A Real Thanksgiving for Travelers
For American Thanksgiving, we found a nearby shop that had beautiful roasted chickens and we made stuffing, gravy, mashed potatoes, and baked two pies the day before to round out our meal of giving thanks for the things in our lives. We spent the afternoon going around the table and giving thanks for the people, family and little things in our lives that had made our little trip so wonderful:
A good clothes washer and effective spin cycle.
A large drying rack on which to hang your clothes.
Smart TVs that are Chromecast compatible.
Supermarkets within walking distance.
A coffee machine and fresh Lavazza every morning.
Contrary to what most children learn in school, the origins of American thanksgiving are quite distorted from its portrayal in picture books. It was first a commemoration of massacre of the Pequot people in 1637, and then a reminder not of religious expression, but entrepreneurial pursuits of the Pilgrims and finally a celebration of civil war victories under Lincoln. Over the years, it has been whitewashed into a ‘feast to bring locals and visitors together’ despite Wampanoag natives may not even having been invited to the original table. In short, it’s a holiday that celebrates a history that people ‘wished’ to have happened much like the reasons that Columbus day is so unabashedly celebrated in classrooms around the country while turning a blind eye to his barbarism. Proof that history is written by those in charge.
Limmasol to Ayia Napa
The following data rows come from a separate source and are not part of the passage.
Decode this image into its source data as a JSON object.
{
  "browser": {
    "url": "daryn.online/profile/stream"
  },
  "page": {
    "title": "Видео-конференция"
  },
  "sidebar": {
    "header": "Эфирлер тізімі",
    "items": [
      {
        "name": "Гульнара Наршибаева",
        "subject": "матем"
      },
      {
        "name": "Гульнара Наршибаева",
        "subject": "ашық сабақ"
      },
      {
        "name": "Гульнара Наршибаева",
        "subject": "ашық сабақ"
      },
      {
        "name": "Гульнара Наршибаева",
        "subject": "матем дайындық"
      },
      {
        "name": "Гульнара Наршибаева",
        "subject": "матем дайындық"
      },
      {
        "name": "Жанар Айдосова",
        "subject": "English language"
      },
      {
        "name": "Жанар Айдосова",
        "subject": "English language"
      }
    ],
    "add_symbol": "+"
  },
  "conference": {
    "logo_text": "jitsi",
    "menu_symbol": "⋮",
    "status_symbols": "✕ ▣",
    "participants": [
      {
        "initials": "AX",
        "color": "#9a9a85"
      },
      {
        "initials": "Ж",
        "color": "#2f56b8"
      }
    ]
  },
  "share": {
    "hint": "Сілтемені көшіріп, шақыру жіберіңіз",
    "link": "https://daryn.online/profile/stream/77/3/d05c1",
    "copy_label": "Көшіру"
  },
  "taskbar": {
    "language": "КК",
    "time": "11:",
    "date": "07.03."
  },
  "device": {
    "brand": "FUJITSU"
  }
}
Our apartment in Ayia Napa overlooked the ocean and had one of the best kitchens we’ve had on our trip. I cooked french toast for breakfast most mornings and in the evening we had ravioli with white wine garlic sauce, mexican style burritos, pizzas, and fish tacos for dinner. While at the local ‘Metro’ supermarket, I spied English sausages and made biscuits and gravy the last morning which is one of my weekend specialties back when we had our own apartment in South Korea. Between meals, Lisa tentatively reserved a 20 day itinerary for Peru and Machu Pichu and I found a good price for one way tickets from Cuzco Peru, to Cartagena, Colombia for $630 for all three of us with an overnight layover in Lima. I booked our final flights from Bogota to the Aruba and a series of puddle jumper flights that would take us from there to the islands of Bonaire and Curacao for scuba diving before flying back to Los Angeles in early May. With the rest of our flights booked the end of our trip had taken shape and, we realized that we were over the halfway point of our trip. Where does the time go?
A Persuasive Essay Turns Infographic
As Ava worked on her second writing piece of the year: ‘Why we need to save the Rhinos’, inspired by our time in Kenya, we thought that it would best be supported by images and statistics not ideally displayed by traditional word documents. For this, we settled on an infographic which we used ‘piktochart’ to make which has more allure as a poster or printable flyer.